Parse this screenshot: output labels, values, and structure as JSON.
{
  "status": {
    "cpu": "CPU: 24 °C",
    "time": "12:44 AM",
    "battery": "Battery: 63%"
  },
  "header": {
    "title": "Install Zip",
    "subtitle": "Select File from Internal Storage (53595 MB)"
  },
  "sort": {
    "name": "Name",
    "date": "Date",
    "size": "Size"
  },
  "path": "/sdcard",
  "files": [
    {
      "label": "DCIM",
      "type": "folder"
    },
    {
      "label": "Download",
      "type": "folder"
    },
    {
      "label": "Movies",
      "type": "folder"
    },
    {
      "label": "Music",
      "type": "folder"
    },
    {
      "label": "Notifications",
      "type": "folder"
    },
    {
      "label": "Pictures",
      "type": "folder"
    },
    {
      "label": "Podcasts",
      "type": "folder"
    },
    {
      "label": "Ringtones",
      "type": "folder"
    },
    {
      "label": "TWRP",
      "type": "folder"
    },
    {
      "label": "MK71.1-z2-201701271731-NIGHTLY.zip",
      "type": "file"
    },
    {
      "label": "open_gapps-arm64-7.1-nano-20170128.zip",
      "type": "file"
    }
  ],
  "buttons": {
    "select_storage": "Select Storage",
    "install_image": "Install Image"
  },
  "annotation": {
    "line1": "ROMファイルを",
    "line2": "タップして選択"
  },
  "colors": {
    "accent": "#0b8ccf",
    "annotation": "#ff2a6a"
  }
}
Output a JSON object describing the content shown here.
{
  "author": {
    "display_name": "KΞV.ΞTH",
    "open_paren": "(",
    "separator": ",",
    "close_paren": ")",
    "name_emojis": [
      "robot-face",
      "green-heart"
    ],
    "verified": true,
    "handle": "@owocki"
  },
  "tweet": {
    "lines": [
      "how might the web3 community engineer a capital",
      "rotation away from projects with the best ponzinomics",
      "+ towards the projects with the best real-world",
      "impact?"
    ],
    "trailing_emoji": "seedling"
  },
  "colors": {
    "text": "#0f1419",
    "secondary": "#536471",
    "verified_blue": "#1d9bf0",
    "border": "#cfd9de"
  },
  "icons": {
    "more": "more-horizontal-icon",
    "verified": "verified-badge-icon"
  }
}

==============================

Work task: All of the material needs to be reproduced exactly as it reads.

Exercise answer:
Parse this screenshot: output labels, values, and structure as JSON.
{
  "status": {
    "cpu": "CPU: 24 °C",
    "time": "12:44 AM",
    "battery": "Battery: 63%"
  },
  "header": {
    "title": "Install Zip",
    "subtitle": "Select File from Internal Storage (53595 MB)"
  },
  "sort": {
    "name": "Name",
    "date": "Date",
    "size": "Size"
  },
  "path": "/sdcard",
  "files": [
    {
      "label": "DCIM",
      "type": "folder"
    },
    {
      "label": "Download",
      "type": "folder"
    },
    {
      "label": "Movies",
      "type": "folder"
    },
    {
      "label": "Music",
      "type": "folder"
    },
    {
      "label": "Notifications",
      "type": "folder"
    },
    {
      "label": "Pictures",
      "type": "folder"
    },
    {
      "label": "Podcasts",
      "type": "folder"
    },
    {
      "label": "Ringtones",
      "type": "folder"
    },
    {
      "label": "TWRP",
      "type": "folder"
    },
    {
      "label": "MK71.1-z2-201701271731-NIGHTLY.zip",
      "type": "file"
    },
    {
      "label": "open_gapps-arm64-7.1-nano-20170128.zip",
      "type": "file"
    }
  ],
  "buttons": {
    "select_storage": "Select Storage",
    "install_image": "Install Image"
  },
  "annotation": {
    "line1": "ROMファイルを",
    "line2": "タップして選択"
  },
  "colors": {
    "accent": "#0b8ccf",
    "annotation": "#ff2a6a"
  }
}
Output a JSON object describing the content shown here.
{
  "author": {
    "display_name": "KΞV.ΞTH",
    "open_paren": "(",
    "separator": ",",
    "close_paren": ")",
    "name_emojis": [
      "robot-face",
      "green-heart"
    ],
    "verified": true,
    "handle": "@owocki"
  },
  "tweet": {
    "lines": [
      "how might the web3 community engineer a capital",
      "rotation away from projects with the best ponzinomics",
      "+ towards the projects with the best real-world",
      "impact?"
    ],
    "trailing_emoji": "seedling"
  },
  "colors": {
    "text": "#0f1419",
    "secondary": "#536471",
    "verified_blue": "#1d9bf0",
    "border": "#cfd9de"
  },
  "icons": {
    "more": "more-horizontal-icon",
    "verified": "verified-badge-icon"
  }
}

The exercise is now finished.